# Exercise goal
Only a number is required: how many lines of the material contain the word "badge"?
*** Opening Extracted data ***
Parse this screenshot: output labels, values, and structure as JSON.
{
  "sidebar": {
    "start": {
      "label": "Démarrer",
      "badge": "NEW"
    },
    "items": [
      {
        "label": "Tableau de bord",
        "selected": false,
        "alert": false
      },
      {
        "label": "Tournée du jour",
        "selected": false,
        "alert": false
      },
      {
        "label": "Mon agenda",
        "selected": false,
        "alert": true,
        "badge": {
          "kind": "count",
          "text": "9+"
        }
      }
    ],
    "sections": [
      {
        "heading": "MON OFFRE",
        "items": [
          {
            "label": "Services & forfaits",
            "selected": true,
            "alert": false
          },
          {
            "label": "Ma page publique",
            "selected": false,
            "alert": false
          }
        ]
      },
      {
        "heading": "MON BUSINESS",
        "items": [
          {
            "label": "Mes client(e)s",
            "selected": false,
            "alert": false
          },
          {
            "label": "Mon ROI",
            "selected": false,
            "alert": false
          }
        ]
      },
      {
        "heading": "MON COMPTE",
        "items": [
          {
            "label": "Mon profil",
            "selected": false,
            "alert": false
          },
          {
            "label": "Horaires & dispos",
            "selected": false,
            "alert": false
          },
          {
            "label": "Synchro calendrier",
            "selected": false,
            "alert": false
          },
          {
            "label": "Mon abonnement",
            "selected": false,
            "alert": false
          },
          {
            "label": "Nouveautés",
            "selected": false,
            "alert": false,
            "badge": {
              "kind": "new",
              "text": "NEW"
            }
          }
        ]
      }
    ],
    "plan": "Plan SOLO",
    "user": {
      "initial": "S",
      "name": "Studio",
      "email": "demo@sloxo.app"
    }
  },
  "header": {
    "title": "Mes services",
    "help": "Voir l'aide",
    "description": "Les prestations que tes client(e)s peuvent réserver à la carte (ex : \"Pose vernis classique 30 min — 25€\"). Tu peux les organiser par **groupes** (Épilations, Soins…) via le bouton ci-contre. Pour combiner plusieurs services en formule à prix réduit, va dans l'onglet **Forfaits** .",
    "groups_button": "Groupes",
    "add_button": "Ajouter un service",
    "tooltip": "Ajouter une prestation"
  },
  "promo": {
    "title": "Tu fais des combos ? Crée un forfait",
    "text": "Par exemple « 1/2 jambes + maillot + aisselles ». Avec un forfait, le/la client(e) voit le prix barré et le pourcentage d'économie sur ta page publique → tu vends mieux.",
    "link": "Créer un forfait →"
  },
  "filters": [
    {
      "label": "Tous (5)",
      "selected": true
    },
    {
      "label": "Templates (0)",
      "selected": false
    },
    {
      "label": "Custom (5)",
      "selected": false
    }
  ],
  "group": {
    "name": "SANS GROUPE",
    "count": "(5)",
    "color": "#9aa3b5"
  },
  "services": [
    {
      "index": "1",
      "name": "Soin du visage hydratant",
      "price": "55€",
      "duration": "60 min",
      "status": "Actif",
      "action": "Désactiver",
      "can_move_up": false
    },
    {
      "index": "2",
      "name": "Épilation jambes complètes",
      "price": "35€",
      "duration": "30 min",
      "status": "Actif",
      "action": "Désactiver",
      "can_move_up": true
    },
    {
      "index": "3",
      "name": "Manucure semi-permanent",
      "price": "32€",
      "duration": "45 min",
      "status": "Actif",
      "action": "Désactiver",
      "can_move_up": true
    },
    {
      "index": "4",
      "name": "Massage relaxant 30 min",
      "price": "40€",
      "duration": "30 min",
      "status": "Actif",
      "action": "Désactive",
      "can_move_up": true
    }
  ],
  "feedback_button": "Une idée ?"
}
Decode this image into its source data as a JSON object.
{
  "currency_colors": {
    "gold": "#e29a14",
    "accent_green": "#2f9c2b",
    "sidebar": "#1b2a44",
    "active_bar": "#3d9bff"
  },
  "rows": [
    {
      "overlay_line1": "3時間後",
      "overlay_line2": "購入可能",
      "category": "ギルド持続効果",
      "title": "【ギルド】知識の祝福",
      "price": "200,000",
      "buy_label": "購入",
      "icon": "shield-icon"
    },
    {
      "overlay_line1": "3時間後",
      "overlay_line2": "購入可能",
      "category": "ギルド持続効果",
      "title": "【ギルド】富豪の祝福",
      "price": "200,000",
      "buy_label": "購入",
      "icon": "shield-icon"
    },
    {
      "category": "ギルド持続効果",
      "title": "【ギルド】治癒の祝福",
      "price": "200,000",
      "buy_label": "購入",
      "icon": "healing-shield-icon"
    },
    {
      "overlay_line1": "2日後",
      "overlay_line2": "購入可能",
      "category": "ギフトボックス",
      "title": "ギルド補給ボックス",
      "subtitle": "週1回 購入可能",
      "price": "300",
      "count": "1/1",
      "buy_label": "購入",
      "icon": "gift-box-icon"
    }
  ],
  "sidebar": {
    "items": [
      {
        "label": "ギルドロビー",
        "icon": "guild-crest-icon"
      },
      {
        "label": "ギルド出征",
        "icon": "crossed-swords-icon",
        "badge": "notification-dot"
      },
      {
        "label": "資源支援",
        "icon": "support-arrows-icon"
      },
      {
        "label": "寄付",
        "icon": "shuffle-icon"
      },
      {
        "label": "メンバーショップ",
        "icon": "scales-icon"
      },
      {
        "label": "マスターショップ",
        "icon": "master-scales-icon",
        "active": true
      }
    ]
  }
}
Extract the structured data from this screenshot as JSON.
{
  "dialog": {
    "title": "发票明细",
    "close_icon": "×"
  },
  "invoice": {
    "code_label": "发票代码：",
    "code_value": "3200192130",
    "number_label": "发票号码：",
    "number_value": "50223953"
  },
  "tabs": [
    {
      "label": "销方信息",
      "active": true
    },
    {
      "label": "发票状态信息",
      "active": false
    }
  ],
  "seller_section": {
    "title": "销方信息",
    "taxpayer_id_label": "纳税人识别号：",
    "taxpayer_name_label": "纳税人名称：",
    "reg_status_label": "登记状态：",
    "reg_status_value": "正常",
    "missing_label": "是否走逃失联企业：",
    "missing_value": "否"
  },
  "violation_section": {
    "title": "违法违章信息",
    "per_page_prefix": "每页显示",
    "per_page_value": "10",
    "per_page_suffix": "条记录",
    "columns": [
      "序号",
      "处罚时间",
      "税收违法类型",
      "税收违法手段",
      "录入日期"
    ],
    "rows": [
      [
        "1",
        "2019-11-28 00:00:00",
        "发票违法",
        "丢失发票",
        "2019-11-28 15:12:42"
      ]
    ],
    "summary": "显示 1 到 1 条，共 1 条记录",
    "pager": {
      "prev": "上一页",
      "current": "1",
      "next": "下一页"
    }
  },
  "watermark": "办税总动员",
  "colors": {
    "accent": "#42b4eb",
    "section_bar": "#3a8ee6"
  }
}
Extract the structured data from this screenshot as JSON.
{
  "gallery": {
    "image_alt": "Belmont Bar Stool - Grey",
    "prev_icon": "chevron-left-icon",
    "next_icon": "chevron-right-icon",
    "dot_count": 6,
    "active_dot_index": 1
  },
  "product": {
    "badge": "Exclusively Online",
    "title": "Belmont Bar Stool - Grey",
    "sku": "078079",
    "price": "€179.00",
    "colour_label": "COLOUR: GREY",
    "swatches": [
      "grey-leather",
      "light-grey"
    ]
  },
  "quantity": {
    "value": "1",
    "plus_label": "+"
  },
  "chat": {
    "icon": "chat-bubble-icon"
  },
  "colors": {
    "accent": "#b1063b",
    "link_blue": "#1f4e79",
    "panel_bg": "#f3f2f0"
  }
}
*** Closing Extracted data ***
# Task output
5